## DATA
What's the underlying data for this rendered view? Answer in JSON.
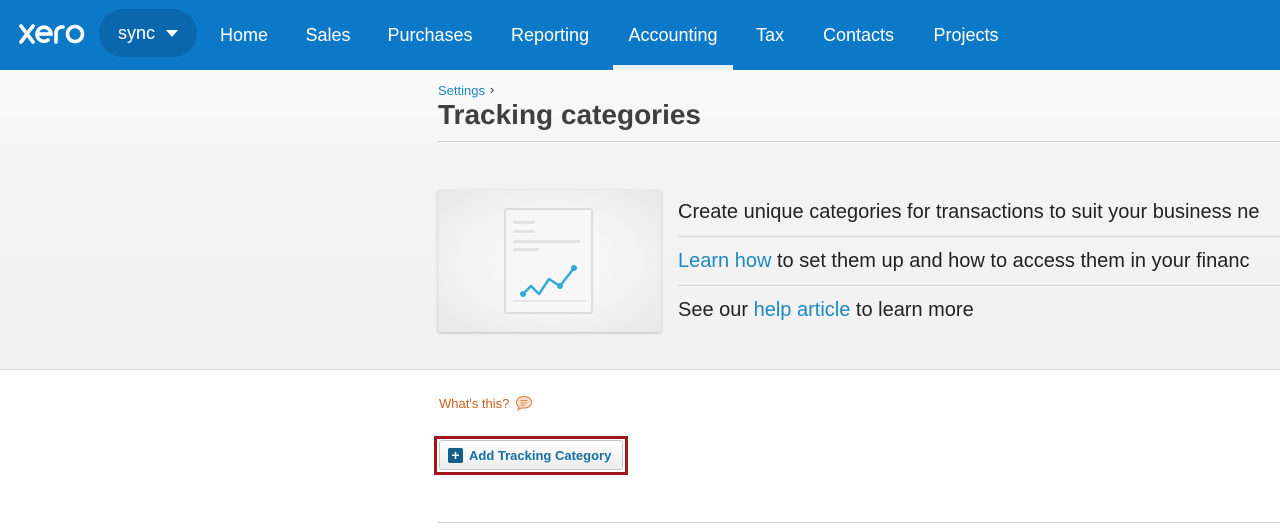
{
  "header": {
    "logo_text": "xero",
    "org_name": "sync",
    "nav": [
      "Home",
      "Sales",
      "Purchases",
      "Reporting",
      "Accounting",
      "Tax",
      "Contacts",
      "Projects"
    ],
    "active_nav": "Accounting"
  },
  "breadcrumb": {
    "parent": "Settings",
    "separator": "›"
  },
  "page_title": "Tracking categories",
  "intro": {
    "line1": "Create unique categories for transactions to suit your business ne",
    "line2_link": "Learn how",
    "line2_text": " to set them up and how to access them in your financ",
    "line3_pre": "See our ",
    "line3_link": "help article",
    "line3_post": " to learn more"
  },
  "whats_this": "What's this?",
  "add_button": "Add Tracking Category",
  "colors": {
    "topbar": "#0b78c8",
    "link": "#1d89c1",
    "whats_this": "#d0611b",
    "highlight": "#a0161a"
  }
}
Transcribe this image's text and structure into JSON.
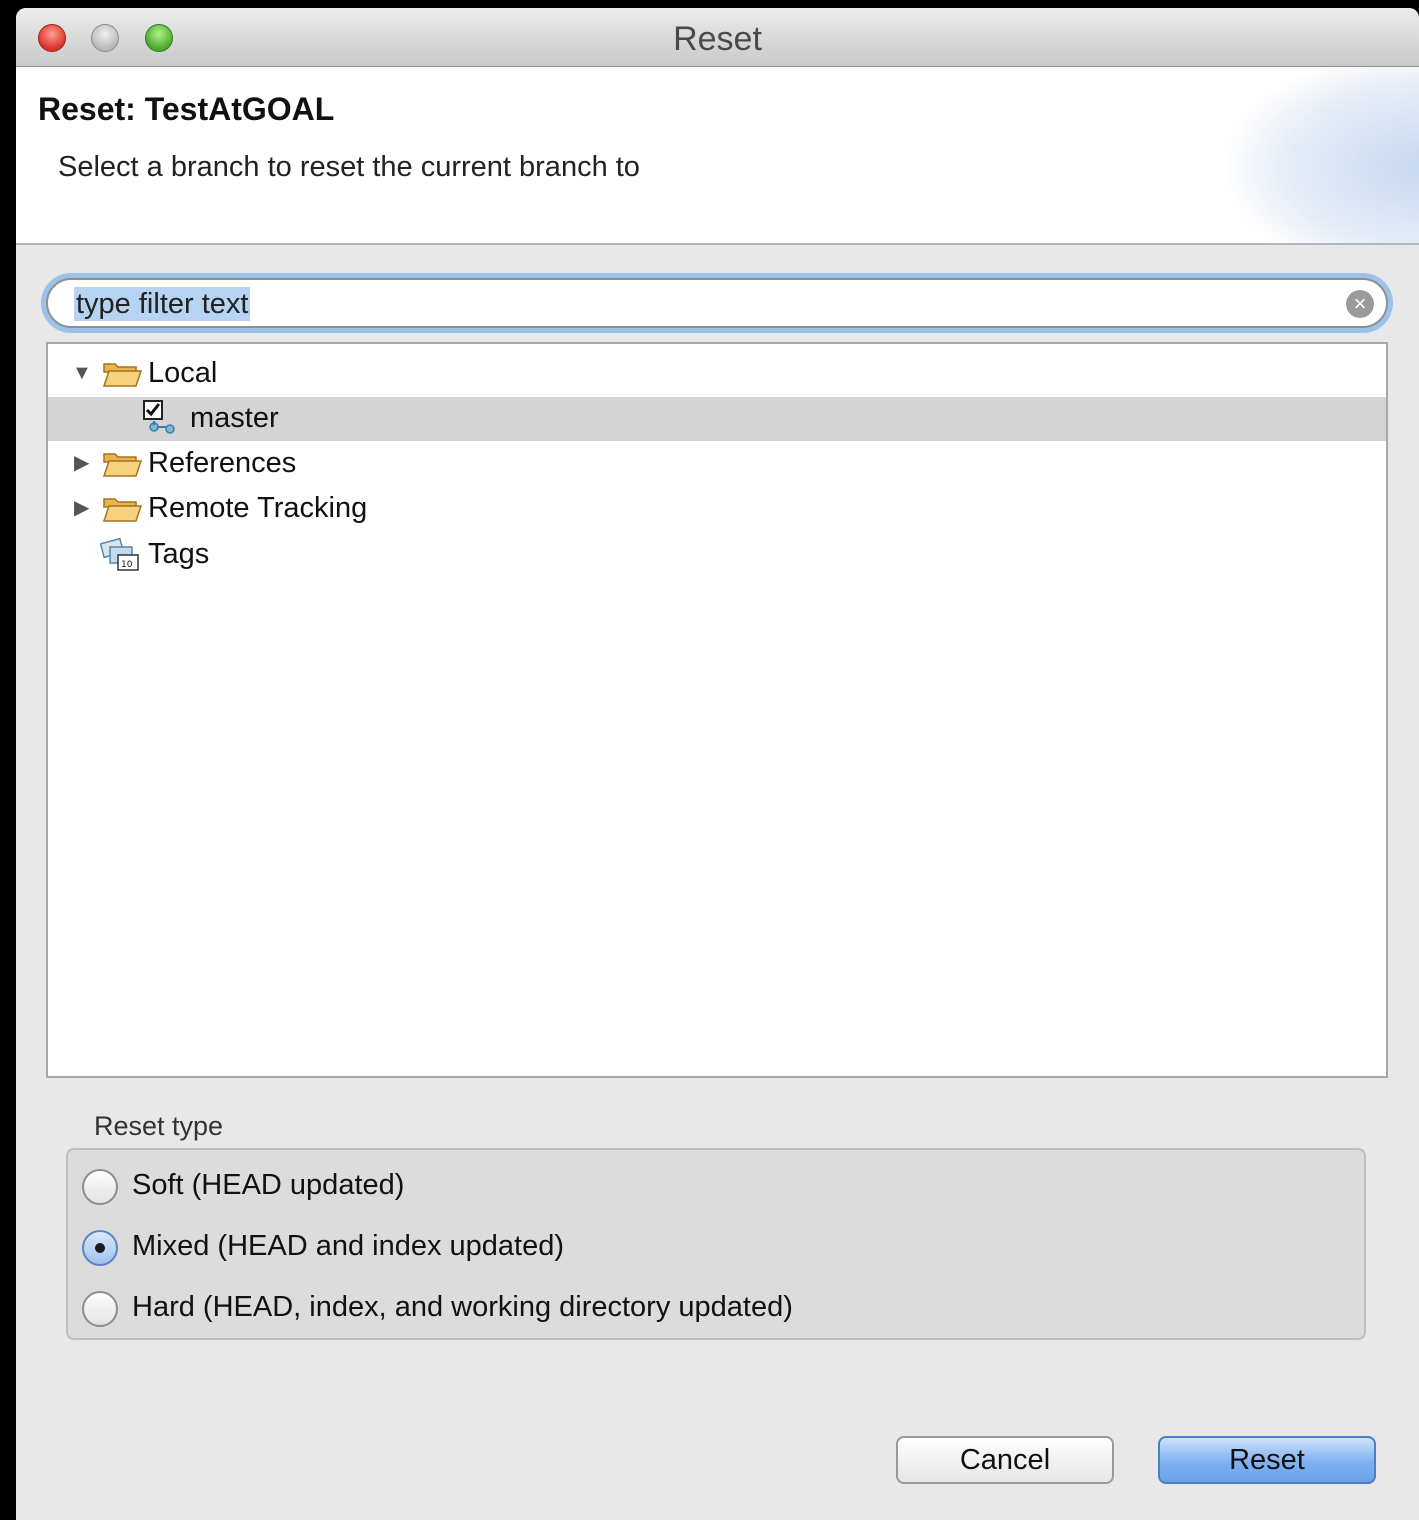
{
  "window": {
    "title": "Reset"
  },
  "header": {
    "title": "Reset: TestAtGOAL",
    "message": "Select a branch to reset the current branch to"
  },
  "filter": {
    "value": "type filter text"
  },
  "tree": {
    "local": "Local",
    "master": "master",
    "references": "References",
    "remote_tracking": "Remote Tracking",
    "tags": "Tags"
  },
  "reset_type": {
    "label": "Reset type",
    "options": [
      {
        "label": "Soft (HEAD updated)",
        "checked": false
      },
      {
        "label": "Mixed (HEAD and index updated)",
        "checked": true
      },
      {
        "label": "Hard (HEAD, index, and working directory updated)",
        "checked": false
      }
    ]
  },
  "buttons": {
    "cancel": "Cancel",
    "reset": "Reset"
  },
  "colors": {
    "selection": "#d4d4d4",
    "accent": "#6aa2ea",
    "focus": "#9cc2ea"
  }
}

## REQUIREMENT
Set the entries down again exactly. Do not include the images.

## WRITTEN RESPONSE
What's the underlying data for this rendered view? Answer in JSON.
{
  "header": {
    "logo_text": "xero",
    "org_name": "sync",
    "nav": [
      "Home",
      "Sales",
      "Purchases",
      "Reporting",
      "Accounting",
      "Tax",
      "Contacts",
      "Projects"
    ],
    "active_nav": "Accounting"
  },
  "breadcrumb": {
    "parent": "Settings",
    "separator": "›"
  },
  "page_title": "Tracking categories",
  "intro": {
    "line1": "Create unique categories for transactions to suit your business ne",
    "line2_link": "Learn how",
    "line2_text": " to set them up and how to access them in your financ",
    "line3_pre": "See our ",
    "line3_link": "help article",
    "line3_post": " to learn more"
  },
  "whats_this": "What's this?",
  "add_button": "Add Tracking Category",
  "colors": {
    "topbar": "#0b78c8",
    "link": "#1d89c1",
    "whats_this": "#d0611b",
    "highlight": "#a0161a"
  }
}
Transcribe this image's text and structure into JSON.
{
  "window": {
    "title": "Reset"
  },
  "header": {
    "title": "Reset: TestAtGOAL",
    "message": "Select a branch to reset the current branch to"
  },
  "filter": {
    "value": "type filter text"
  },
  "tree": {
    "local": "Local",
    "master": "master",
    "references": "References",
    "remote_tracking": "Remote Tracking",
    "tags": "Tags"
  },
  "reset_type": {
    "label": "Reset type",
    "options": [
      {
        "label": "Soft (HEAD updated)",
        "checked": false
      },
      {
        "label": "Mixed (HEAD and index updated)",
        "checked": true
      },
      {
        "label": "Hard (HEAD, index, and working directory updated)",
        "checked": false
      }
    ]
  },
  "buttons": {
    "cancel": "Cancel",
    "reset": "Reset"
  },
  "colors": {
    "selection": "#d4d4d4",
    "accent": "#6aa2ea",
    "focus": "#9cc2ea"
  }
}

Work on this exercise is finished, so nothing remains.